For several years now, lighting manufacturers have been working on many new technologies that save consumers electricity usage and money over the long run. They are meant to replace most of the older types of lighting systems and eventually make them obsolete. These technologies are regulated by the Department of Energy and are voted on by congress to encourage the use of energy efficient products by providing energy rebate dollars for construction projects. In order to receive these energy rebates, specifiers and designers will seek out lighting products (typically fluorescent and LED) that are DLC-certified and Energy Star-qualified, which means that they have been tested and government-approved for the rebates. Some examples used to replace obsolete lighting systems are as follows:
- Traditional A19 (or Edison socket) incandescent bulbs: Replaced by spiral or LED bulbs
- Linear T12 fluorescent lamps: Replaced by linear T8 or T5 LED lamps
These consume much less energy and are able to give comparable lighting levels to the end user.

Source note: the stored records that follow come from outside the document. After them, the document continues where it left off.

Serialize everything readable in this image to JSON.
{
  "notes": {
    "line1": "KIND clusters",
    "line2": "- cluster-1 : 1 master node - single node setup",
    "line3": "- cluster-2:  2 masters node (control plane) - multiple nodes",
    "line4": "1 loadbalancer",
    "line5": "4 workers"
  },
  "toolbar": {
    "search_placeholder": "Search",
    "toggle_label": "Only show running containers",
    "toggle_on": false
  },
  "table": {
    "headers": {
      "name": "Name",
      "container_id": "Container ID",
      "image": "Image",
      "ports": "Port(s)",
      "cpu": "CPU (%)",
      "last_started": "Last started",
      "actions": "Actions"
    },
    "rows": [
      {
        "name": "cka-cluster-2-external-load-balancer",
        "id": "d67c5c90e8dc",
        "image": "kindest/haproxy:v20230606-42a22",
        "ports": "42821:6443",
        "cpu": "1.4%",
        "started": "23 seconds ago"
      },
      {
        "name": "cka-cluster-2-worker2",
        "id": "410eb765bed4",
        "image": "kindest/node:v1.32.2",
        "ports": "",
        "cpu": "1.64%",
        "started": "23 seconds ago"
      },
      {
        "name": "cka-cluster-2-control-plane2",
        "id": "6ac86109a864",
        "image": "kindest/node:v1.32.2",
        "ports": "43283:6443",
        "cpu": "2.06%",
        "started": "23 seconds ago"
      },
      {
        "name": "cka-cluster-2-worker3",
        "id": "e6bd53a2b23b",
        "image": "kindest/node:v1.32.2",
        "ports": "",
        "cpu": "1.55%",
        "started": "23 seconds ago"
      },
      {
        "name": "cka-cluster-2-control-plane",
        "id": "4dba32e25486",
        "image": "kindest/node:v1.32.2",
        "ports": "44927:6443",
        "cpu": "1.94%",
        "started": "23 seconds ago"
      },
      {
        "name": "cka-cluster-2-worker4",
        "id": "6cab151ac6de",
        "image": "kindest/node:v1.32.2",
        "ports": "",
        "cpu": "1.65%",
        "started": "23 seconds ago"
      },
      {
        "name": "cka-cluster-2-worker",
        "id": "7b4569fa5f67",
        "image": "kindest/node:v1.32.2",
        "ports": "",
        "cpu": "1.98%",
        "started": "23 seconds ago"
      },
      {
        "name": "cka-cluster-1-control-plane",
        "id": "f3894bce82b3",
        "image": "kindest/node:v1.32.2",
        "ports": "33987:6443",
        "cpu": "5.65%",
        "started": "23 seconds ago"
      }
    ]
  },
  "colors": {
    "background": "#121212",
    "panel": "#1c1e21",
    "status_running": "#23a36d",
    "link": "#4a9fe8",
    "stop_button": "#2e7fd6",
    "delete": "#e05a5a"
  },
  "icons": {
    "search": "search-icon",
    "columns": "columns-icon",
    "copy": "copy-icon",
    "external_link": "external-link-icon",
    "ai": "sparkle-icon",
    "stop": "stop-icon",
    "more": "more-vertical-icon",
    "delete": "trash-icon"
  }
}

These Technologies are continually evolving and as the computer markets did in the 1990s. These new technology lamps are perfecting light color, energy usage per watt and reliability to lessen usage and environmental impacts on such things like disposal.